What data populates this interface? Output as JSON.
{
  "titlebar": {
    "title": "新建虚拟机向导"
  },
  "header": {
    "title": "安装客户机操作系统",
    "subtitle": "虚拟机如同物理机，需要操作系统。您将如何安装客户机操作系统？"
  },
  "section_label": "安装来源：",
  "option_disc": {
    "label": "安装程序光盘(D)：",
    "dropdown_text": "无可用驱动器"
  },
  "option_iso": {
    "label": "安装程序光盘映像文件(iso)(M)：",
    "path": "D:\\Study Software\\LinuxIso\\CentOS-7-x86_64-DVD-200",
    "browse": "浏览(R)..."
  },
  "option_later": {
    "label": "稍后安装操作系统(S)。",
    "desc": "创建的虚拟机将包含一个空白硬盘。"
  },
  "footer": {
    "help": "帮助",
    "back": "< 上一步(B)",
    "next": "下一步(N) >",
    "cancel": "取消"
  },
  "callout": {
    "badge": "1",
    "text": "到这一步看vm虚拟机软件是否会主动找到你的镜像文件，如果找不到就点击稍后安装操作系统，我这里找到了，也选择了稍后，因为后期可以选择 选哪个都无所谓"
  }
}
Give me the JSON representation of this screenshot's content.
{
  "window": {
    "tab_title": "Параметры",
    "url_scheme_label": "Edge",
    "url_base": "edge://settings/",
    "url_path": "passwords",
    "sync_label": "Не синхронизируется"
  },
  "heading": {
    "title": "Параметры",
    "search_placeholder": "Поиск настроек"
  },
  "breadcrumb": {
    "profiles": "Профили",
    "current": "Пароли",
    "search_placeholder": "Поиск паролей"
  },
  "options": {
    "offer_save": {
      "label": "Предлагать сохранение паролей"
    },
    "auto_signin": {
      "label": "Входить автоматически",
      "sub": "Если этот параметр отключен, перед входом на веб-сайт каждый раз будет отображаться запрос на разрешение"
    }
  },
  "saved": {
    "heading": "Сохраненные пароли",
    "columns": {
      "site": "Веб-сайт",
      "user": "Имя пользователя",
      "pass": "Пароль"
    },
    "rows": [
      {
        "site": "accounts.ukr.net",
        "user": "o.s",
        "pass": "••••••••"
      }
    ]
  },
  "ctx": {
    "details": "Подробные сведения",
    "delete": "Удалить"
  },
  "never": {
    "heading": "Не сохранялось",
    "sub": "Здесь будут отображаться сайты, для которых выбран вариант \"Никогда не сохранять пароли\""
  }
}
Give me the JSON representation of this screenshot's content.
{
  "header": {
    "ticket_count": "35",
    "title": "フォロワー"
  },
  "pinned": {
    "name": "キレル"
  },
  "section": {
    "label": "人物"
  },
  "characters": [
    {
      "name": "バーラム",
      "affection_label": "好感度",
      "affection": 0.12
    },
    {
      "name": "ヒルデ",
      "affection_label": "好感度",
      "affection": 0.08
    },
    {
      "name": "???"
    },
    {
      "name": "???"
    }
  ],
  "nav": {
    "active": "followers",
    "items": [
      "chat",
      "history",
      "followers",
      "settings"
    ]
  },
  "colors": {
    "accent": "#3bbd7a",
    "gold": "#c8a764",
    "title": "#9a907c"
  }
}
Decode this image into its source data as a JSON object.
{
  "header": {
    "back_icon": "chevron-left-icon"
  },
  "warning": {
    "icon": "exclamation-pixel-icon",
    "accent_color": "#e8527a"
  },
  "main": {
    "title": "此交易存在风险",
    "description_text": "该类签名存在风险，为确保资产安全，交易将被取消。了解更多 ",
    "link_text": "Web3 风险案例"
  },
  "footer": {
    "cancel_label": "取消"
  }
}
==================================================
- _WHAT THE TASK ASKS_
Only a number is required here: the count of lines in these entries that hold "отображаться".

- _SOLUTION TO THE EXERCISE_
2